**Shiwei Lan, Geometric Dimension Independent MCMC**

Bayesian inverse problems often involve sampling probability distributions on functions. Traditional MCMC algorithms fail under mesh refinement. Recently, a variety of dimension-independent MCMC methods have emerged, but few of them take the geometry of the posterior into account. In this work, we try to blend recent developments in finite dimensional manifold samplers with dimension-independent MCMC. The goal of such a marriage is to speed up the mixing of the Markov chain by using geometry, whilst remaining robust under mesh-refinement. The key idea is to employ the manifold methods on an appropriately chosen finite dimensional subspace.

**Konstantinos Zygalakis, Ergodic stochastic differential equations and big data**

Applying standard Markov chain Monte Carlo (MCMC) algorithms to large data sets is computationally expensive. Both the calculation of the acceptance probability and the creation of informed proposals usually require an iteration through the whole data set. The recently proposed stochastic gradient Langevin dynamics (SGLD) method circumvents this problem in three ways: it generates proposals which are only based on a subset of the data, it skips the accept-reject step and it uses sequences of decreasing step-sizes. In this talk using some recent developments in backward error analysis for Stochastic Differential Equations we will investigate the properties of the SGLD algorithm (and propose new variants of it) when the time-step remains fixed. Our findings will be illustrated by a variety of different examples.

**Dan Simpson, To avoid fainting, keep repeating 'It's only a model'...**

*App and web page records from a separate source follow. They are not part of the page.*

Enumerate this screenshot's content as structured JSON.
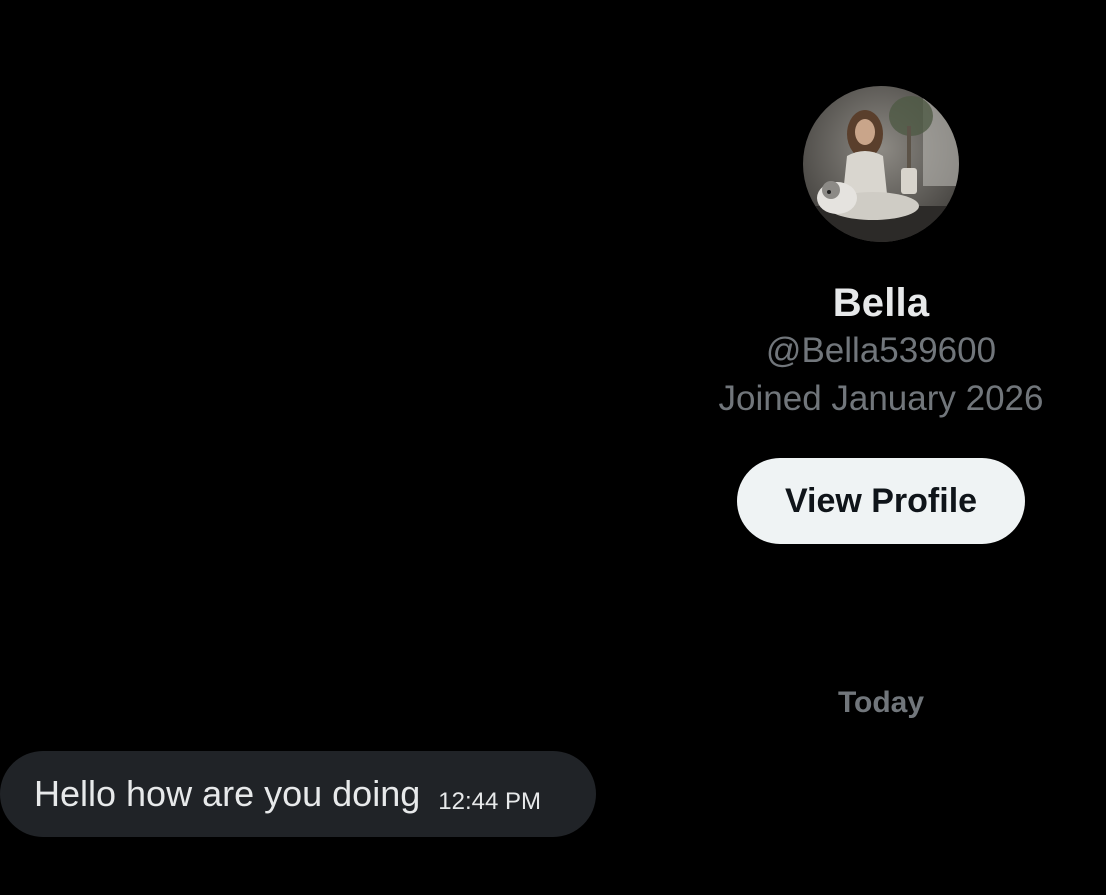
{
  "profile": {
    "avatar_icon": "avatar-photo",
    "name": "Bella",
    "handle": "@Bella539600",
    "joined": "Joined January 2026",
    "view_profile_label": "View Profile"
  },
  "conversation": {
    "date_divider": "Today",
    "messages": [
      {
        "text": "Hello how are you doing",
        "time": "12:44 PM"
      }
    ]
  },
  "colors": {
    "background": "#000000",
    "primary_text": "#e7e9ea",
    "secondary_text": "#71767b",
    "button_bg": "#eff3f4",
    "bubble_bg": "#202327"
  }
}
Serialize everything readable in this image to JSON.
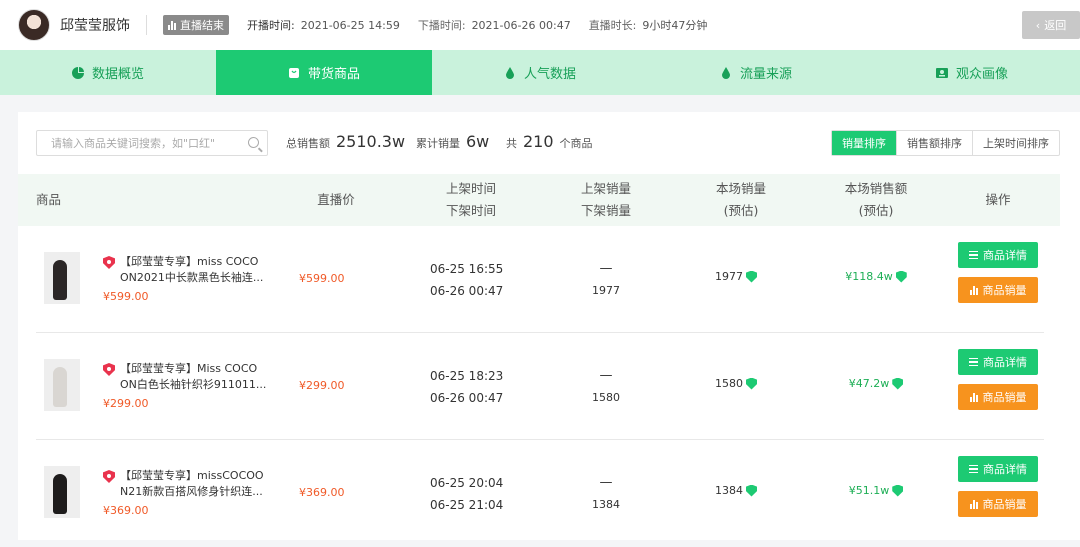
{
  "header": {
    "shop_name": "邱莹莹服饰",
    "live_status": "直播结束",
    "start_label": "开播时间:",
    "start_value": "2021-06-25 14:59",
    "end_label": "下播时间:",
    "end_value": "2021-06-26 00:47",
    "duration_label": "直播时长:",
    "duration_value": "9小时47分钟",
    "back_label": "返回"
  },
  "tabs": [
    {
      "label": "数据概览",
      "icon": "pie-icon",
      "active": false
    },
    {
      "label": "带货商品",
      "icon": "bag-icon",
      "active": true
    },
    {
      "label": "人气数据",
      "icon": "drop-icon",
      "active": false
    },
    {
      "label": "流量来源",
      "icon": "drop-icon",
      "active": false
    },
    {
      "label": "观众画像",
      "icon": "profile-icon",
      "active": false
    }
  ],
  "toolbar": {
    "search_placeholder": "请输入商品关键词搜索，如\"口红\"",
    "total_sales_label": "总销售额",
    "total_sales_value": "2510.3w",
    "total_volume_label": "累计销量",
    "total_volume_value": "6w",
    "count_prefix": "共",
    "count_value": "210",
    "count_suffix": "个商品",
    "sort_options": [
      "销量排序",
      "销售额排序",
      "上架时间排序"
    ],
    "sort_active": "销量排序"
  },
  "table": {
    "headers": {
      "product": "商品",
      "live_price": "直播价",
      "listed_time": "上架时间",
      "delisted_time": "下架时间",
      "listed_sales": "上架销量",
      "delisted_sales": "下架销量",
      "session_sales": "本场销量",
      "session_sales_sub": "(预估)",
      "session_amount": "本场销售额",
      "session_amount_sub": "(预估)",
      "actions": "操作"
    },
    "rows": [
      {
        "name_line1": "【邱莹莹专享】miss COCO",
        "name_line2": "ON2021中长款黑色长袖连...",
        "price": "¥599.00",
        "live_price": "¥599.00",
        "listed_time": "06-25 16:55",
        "delisted_time": "06-26 00:47",
        "listed_sales": "—",
        "delisted_sales": "1977",
        "session_sales": "1977",
        "session_amount": "¥118.4w",
        "thumb_color": "#2b2626"
      },
      {
        "name_line1": "【邱莹莹专享】Miss COCO",
        "name_line2": "ON白色长袖针织衫911011...",
        "price": "¥299.00",
        "live_price": "¥299.00",
        "listed_time": "06-25 18:23",
        "delisted_time": "06-26 00:47",
        "listed_sales": "—",
        "delisted_sales": "1580",
        "session_sales": "1580",
        "session_amount": "¥47.2w",
        "thumb_color": "#d9d6d2"
      },
      {
        "name_line1": "【邱莹莹专享】missCOCOO",
        "name_line2": "N21新款百搭风修身针织连...",
        "price": "¥369.00",
        "live_price": "¥369.00",
        "listed_time": "06-25 20:04",
        "delisted_time": "06-25 21:04",
        "listed_sales": "—",
        "delisted_sales": "1384",
        "session_sales": "1384",
        "session_amount": "¥51.1w",
        "thumb_color": "#1e1c1c"
      }
    ],
    "detail_button": "商品详情",
    "sales_button": "商品销量"
  },
  "colors": {
    "accent": "#1dca73",
    "tab_bg": "#c9f2dc",
    "price": "#f05a28",
    "amount": "#1dae55",
    "sales_button": "#f7931e"
  }
}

Big models are slightly terrifying statistical beasts. Festooned with complicated specifications of expert knowledge, it can be difficult to understand how the uncertainty is propagating through the model. In particular, it is difficult to assess in what way deep distributional assumptions affect the posterior quantities of interest. A second problem is the challenge of using data to inform these models. There is typically not enough information to overcome the prior modelling assumptions (“with low power comes great responsibility”), so any thinking on big models requires the concept of big data. This makes an already challenging computational task even more hair-raising, as in these types of problems the “big data” is often cobbled together from heterogenous data sources of varying quality. In this talk, I will forgo discussions of the computational problems and look through some examples at the statistical challenges associated with fitting these types of models.